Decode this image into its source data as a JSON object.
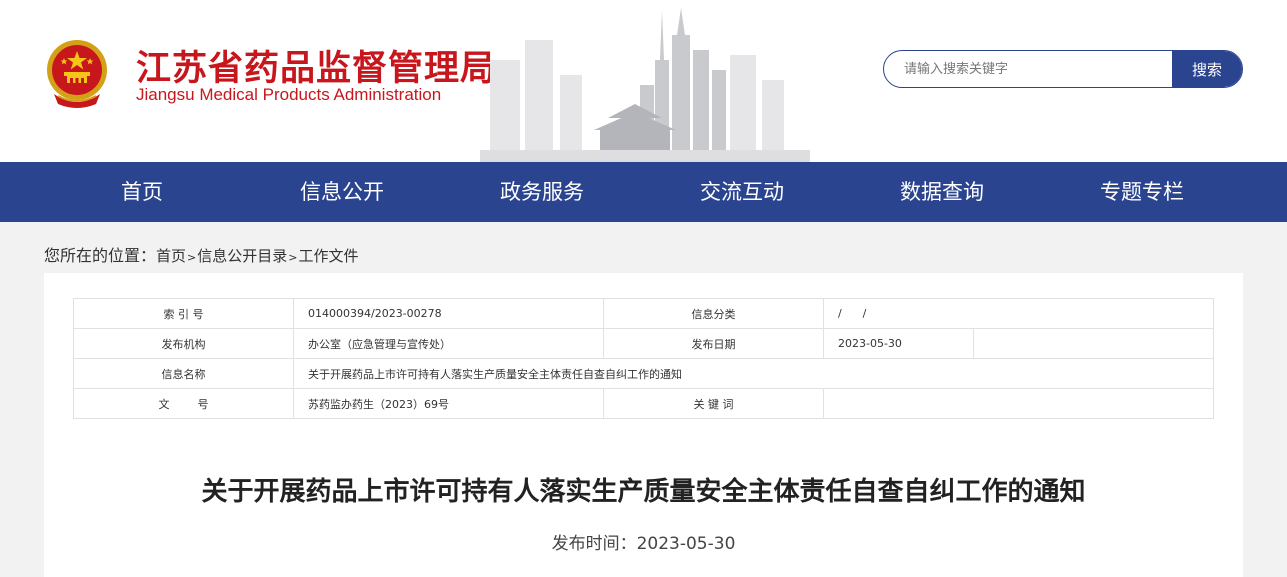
{
  "header": {
    "title": "江苏省药品监督管理局",
    "subtitle": "Jiangsu Medical Products Administration",
    "emblem_icon": "national-emblem-icon"
  },
  "search": {
    "placeholder": "请输入搜索关键字",
    "button_label": "搜索"
  },
  "nav": {
    "items": [
      {
        "label": "首页"
      },
      {
        "label": "信息公开"
      },
      {
        "label": "政务服务"
      },
      {
        "label": "交流互动"
      },
      {
        "label": "数据查询"
      },
      {
        "label": "专题专栏"
      }
    ]
  },
  "breadcrumb": {
    "prefix": "您所在的位置：",
    "items": [
      "首页",
      "信息公开目录",
      "工作文件"
    ],
    "separator": ">"
  },
  "meta_table": {
    "index_label": "索 引 号",
    "index_value": "014000394/2023-00278",
    "category_label": "信息分类",
    "category_value": "/      /",
    "publisher_label": "发布机构",
    "publisher_value": "办公室（应急管理与宣传处）",
    "date_label": "发布日期",
    "date_value": "2023-05-30",
    "name_label": "信息名称",
    "name_value": "关于开展药品上市许可持有人落实生产质量安全主体责任自查自纠工作的通知",
    "doc_label": "文        号",
    "doc_value": "苏药监办药生（2023）69号",
    "keyword_label": "关 键 词",
    "keyword_value": ""
  },
  "article": {
    "title": "关于开展药品上市许可持有人落实生产质量安全主体责任自查自纠工作的通知",
    "date": "发布时间：2023-05-30"
  },
  "colors": {
    "brand_red": "#c8161d",
    "nav_blue": "#2b4490",
    "page_bg": "#f2f2f2"
  }
}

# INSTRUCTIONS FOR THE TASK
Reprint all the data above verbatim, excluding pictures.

# ANSWER FOR THE TASK
Decode this image into its source data as a JSON object.
{
  "header": {
    "title": "江苏省药品监督管理局",
    "subtitle": "Jiangsu Medical Products Administration",
    "emblem_icon": "national-emblem-icon"
  },
  "search": {
    "placeholder": "请输入搜索关键字",
    "button_label": "搜索"
  },
  "nav": {
    "items": [
      {
        "label": "首页"
      },
      {
        "label": "信息公开"
      },
      {
        "label": "政务服务"
      },
      {
        "label": "交流互动"
      },
      {
        "label": "数据查询"
      },
      {
        "label": "专题专栏"
      }
    ]
  },
  "breadcrumb": {
    "prefix": "您所在的位置：",
    "items": [
      "首页",
      "信息公开目录",
      "工作文件"
    ],
    "separator": ">"
  },
  "meta_table": {
    "index_label": "索 引 号",
    "index_value": "014000394/2023-00278",
    "category_label": "信息分类",
    "category_value": "/      /",
    "publisher_label": "发布机构",
    "publisher_value": "办公室（应急管理与宣传处）",
    "date_label": "发布日期",
    "date_value": "2023-05-30",
    "name_label": "信息名称",
    "name_value": "关于开展药品上市许可持有人落实生产质量安全主体责任自查自纠工作的通知",
    "doc_label": "文        号",
    "doc_value": "苏药监办药生（2023）69号",
    "keyword_label": "关 键 词",
    "keyword_value": ""
  },
  "article": {
    "title": "关于开展药品上市许可持有人落实生产质量安全主体责任自查自纠工作的通知",
    "date": "发布时间：2023-05-30"
  },
  "colors": {
    "brand_red": "#c8161d",
    "nav_blue": "#2b4490",
    "page_bg": "#f2f2f2"
  }
}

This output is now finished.